DIRECTIONS >> Repeat the records given below in full, with no changes.
+--
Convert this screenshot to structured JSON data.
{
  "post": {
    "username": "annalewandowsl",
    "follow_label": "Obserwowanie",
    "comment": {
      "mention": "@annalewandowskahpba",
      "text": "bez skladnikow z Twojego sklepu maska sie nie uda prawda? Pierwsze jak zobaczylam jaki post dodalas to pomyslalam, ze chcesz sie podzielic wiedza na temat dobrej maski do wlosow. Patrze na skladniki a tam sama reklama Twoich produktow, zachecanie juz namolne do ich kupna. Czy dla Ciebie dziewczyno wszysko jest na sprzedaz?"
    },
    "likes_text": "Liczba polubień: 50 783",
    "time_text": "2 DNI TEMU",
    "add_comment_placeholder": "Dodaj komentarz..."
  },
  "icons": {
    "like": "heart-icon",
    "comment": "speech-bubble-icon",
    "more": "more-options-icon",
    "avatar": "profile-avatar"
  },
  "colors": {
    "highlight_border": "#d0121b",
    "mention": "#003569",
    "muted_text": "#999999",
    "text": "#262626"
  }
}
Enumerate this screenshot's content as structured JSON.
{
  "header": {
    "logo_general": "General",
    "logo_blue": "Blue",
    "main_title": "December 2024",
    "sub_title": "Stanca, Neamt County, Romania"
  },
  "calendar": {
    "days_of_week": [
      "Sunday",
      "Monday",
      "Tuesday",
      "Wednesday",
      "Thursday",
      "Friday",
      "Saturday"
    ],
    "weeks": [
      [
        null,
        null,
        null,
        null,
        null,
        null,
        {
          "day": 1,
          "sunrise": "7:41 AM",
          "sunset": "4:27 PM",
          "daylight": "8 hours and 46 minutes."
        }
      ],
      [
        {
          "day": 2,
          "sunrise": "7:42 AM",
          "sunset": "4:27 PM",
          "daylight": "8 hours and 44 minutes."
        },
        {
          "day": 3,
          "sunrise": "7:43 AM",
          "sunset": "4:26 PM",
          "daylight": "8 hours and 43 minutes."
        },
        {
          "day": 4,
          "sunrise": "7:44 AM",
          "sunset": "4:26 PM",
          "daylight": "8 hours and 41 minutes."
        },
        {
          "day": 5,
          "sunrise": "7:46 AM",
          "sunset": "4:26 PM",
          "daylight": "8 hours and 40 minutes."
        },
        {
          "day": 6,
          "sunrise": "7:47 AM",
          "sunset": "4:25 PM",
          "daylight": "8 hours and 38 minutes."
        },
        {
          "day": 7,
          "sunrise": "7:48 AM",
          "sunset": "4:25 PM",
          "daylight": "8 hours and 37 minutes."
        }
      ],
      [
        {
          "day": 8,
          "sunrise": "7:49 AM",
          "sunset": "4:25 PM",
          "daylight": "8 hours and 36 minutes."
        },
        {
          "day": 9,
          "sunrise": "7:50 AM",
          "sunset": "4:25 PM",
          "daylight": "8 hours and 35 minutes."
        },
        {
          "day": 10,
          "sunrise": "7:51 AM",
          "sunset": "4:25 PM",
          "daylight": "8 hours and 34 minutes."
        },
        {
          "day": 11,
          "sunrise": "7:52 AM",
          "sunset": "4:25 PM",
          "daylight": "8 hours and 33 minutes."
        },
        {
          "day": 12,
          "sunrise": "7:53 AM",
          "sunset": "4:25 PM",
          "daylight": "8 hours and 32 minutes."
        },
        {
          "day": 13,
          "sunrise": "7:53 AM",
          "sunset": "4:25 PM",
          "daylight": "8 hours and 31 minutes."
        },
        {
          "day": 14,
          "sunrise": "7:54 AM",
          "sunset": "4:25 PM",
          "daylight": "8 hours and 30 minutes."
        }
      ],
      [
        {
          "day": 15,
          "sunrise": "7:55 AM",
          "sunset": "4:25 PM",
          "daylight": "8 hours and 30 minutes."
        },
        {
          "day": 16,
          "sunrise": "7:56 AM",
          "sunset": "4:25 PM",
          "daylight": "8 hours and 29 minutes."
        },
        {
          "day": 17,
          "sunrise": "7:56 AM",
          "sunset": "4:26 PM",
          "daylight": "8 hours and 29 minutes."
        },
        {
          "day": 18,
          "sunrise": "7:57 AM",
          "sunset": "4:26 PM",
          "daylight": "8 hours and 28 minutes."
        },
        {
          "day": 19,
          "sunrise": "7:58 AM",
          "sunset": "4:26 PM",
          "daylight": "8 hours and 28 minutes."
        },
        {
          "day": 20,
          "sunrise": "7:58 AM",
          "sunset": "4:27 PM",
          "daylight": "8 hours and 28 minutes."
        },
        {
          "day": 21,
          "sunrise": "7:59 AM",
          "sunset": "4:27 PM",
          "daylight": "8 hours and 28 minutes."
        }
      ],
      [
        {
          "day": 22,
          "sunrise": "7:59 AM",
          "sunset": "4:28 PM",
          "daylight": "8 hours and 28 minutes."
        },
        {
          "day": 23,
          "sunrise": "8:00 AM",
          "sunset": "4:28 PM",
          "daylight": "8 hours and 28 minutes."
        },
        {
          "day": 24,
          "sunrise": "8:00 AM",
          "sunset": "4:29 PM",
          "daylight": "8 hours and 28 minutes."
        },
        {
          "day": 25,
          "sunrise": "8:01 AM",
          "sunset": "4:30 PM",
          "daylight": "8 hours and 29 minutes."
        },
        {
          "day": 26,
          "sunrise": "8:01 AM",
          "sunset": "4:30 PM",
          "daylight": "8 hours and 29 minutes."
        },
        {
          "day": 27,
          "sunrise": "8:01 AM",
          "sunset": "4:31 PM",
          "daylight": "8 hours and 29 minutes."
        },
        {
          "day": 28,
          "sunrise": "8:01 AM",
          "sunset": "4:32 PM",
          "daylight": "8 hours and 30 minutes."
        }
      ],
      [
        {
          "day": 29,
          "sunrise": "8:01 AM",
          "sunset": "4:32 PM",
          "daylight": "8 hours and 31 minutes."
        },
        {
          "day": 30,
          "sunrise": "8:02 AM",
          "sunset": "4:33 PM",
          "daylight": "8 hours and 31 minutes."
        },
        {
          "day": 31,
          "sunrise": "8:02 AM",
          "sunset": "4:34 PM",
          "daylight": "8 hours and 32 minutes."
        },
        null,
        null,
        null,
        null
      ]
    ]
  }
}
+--
TASK SOLUTION >>
Convert this screenshot to structured JSON data.
{
  "post": {
    "username": "annalewandowsl",
    "follow_label": "Obserwowanie",
    "comment": {
      "mention": "@annalewandowskahpba",
      "text": "bez skladnikow z Twojego sklepu maska sie nie uda prawda? Pierwsze jak zobaczylam jaki post dodalas to pomyslalam, ze chcesz sie podzielic wiedza na temat dobrej maski do wlosow. Patrze na skladniki a tam sama reklama Twoich produktow, zachecanie juz namolne do ich kupna. Czy dla Ciebie dziewczyno wszysko jest na sprzedaz?"
    },
    "likes_text": "Liczba polubień: 50 783",
    "time_text": "2 DNI TEMU",
    "add_comment_placeholder": "Dodaj komentarz..."
  },
  "icons": {
    "like": "heart-icon",
    "comment": "speech-bubble-icon",
    "more": "more-options-icon",
    "avatar": "profile-avatar"
  },
  "colors": {
    "highlight_border": "#d0121b",
    "mention": "#003569",
    "muted_text": "#999999",
    "text": "#262626"
  }
}
Enumerate this screenshot's content as structured JSON.
{
  "header": {
    "logo_general": "General",
    "logo_blue": "Blue",
    "main_title": "December 2024",
    "sub_title": "Stanca, Neamt County, Romania"
  },
  "calendar": {
    "days_of_week": [
      "Sunday",
      "Monday",
      "Tuesday",
      "Wednesday",
      "Thursday",
      "Friday",
      "Saturday"
    ],
    "weeks": [
      [
        null,
        null,
        null,
        null,
        null,
        null,
        {
          "day": 1,
          "sunrise": "7:41 AM",
          "sunset": "4:27 PM",
          "daylight": "8 hours and 46 minutes."
        }
      ],
      [
        {
          "day": 2,
          "sunrise": "7:42 AM",
          "sunset": "4:27 PM",
          "daylight": "8 hours and 44 minutes."
        },
        {
          "day": 3,
          "sunrise": "7:43 AM",
          "sunset": "4:26 PM",
          "daylight": "8 hours and 43 minutes."
        },
        {
          "day": 4,
          "sunrise": "7:44 AM",
          "sunset": "4:26 PM",
          "daylight": "8 hours and 41 minutes."
        },
        {
          "day": 5,
          "sunrise": "7:46 AM",
          "sunset": "4:26 PM",
          "daylight": "8 hours and 40 minutes."
        },
        {
          "day": 6,
          "sunrise": "7:47 AM",
          "sunset": "4:25 PM",
          "daylight": "8 hours and 38 minutes."
        },
        {
          "day": 7,
          "sunrise": "7:48 AM",
          "sunset": "4:25 PM",
          "daylight": "8 hours and 37 minutes."
        }
      ],
      [
        {
          "day": 8,
          "sunrise": "7:49 AM",
          "sunset": "4:25 PM",
          "daylight": "8 hours and 36 minutes."
        },
        {
          "day": 9,
          "sunrise": "7:50 AM",
          "sunset": "4:25 PM",
          "daylight": "8 hours and 35 minutes."
        },
        {
          "day": 10,
          "sunrise": "7:51 AM",
          "sunset": "4:25 PM",
          "daylight": "8 hours and 34 minutes."
        },
        {
          "day": 11,
          "sunrise": "7:52 AM",
          "sunset": "4:25 PM",
          "daylight": "8 hours and 33 minutes."
        },
        {
          "day": 12,
          "sunrise": "7:53 AM",
          "sunset": "4:25 PM",
          "daylight": "8 hours and 32 minutes."
        },
        {
          "day": 13,
          "sunrise": "7:53 AM",
          "sunset": "4:25 PM",
          "daylight": "8 hours and 31 minutes."
        },
        {
          "day": 14,
          "sunrise": "7:54 AM",
          "sunset": "4:25 PM",
          "daylight": "8 hours and 30 minutes."
        }
      ],
      [
        {
          "day": 15,
          "sunrise": "7:55 AM",
          "sunset": "4:25 PM",
          "daylight": "8 hours and 30 minutes."
        },
        {
          "day": 16,
          "sunrise": "7:56 AM",
          "sunset": "4:25 PM",
          "daylight": "8 hours and 29 minutes."
        },
        {
          "day": 17,
          "sunrise": "7:56 AM",
          "sunset": "4:26 PM",
          "daylight": "8 hours and 29 minutes."
        },
        {
          "day": 18,
          "sunrise": "7:57 AM",
          "sunset": "4:26 PM",
          "daylight": "8 hours and 28 minutes."
        },
        {
          "day": 19,
          "sunrise": "7:58 AM",
          "sunset": "4:26 PM",
          "daylight": "8 hours and 28 minutes."
        },
        {
          "day": 20,
          "sunrise": "7:58 AM",
          "sunset": "4:27 PM",
          "daylight": "8 hours and 28 minutes."
        },
        {
          "day": 21,
          "sunrise": "7:59 AM",
          "sunset": "4:27 PM",
          "daylight": "8 hours and 28 minutes."
        }
      ],
      [
        {
          "day": 22,
          "sunrise": "7:59 AM",
          "sunset": "4:28 PM",
          "daylight": "8 hours and 28 minutes."
        },
        {
          "day": 23,
          "sunrise": "8:00 AM",
          "sunset": "4:28 PM",
          "daylight": "8 hours and 28 minutes."
        },
        {
          "day": 24,
          "sunrise": "8:00 AM",
          "sunset": "4:29 PM",
          "daylight": "8 hours and 28 minutes."
        },
        {
          "day": 25,
          "sunrise": "8:01 AM",
          "sunset": "4:30 PM",
          "daylight": "8 hours and 29 minutes."
        },
        {
          "day": 26,
          "sunrise": "8:01 AM",
          "sunset": "4:30 PM",
          "daylight": "8 hours and 29 minutes."
        },
        {
          "day": 27,
          "sunrise": "8:01 AM",
          "sunset": "4:31 PM",
          "daylight": "8 hours and 29 minutes."
        },
        {
          "day": 28,
          "sunrise": "8:01 AM",
          "sunset": "4:32 PM",
          "daylight": "8 hours and 30 minutes."
        }
      ],
      [
        {
          "day": 29,
          "sunrise": "8:01 AM",
          "sunset": "4:32 PM",
          "daylight": "8 hours and 31 minutes."
        },
        {
          "day": 30,
          "sunrise": "8:02 AM",
          "sunset": "4:33 PM",
          "daylight": "8 hours and 31 minutes."
        },
        {
          "day": 31,
          "sunrise": "8:02 AM",
          "sunset": "4:34 PM",
          "daylight": "8 hours and 32 minutes."
        },
        null,
        null,
        null,
        null
      ]
    ]
  }
}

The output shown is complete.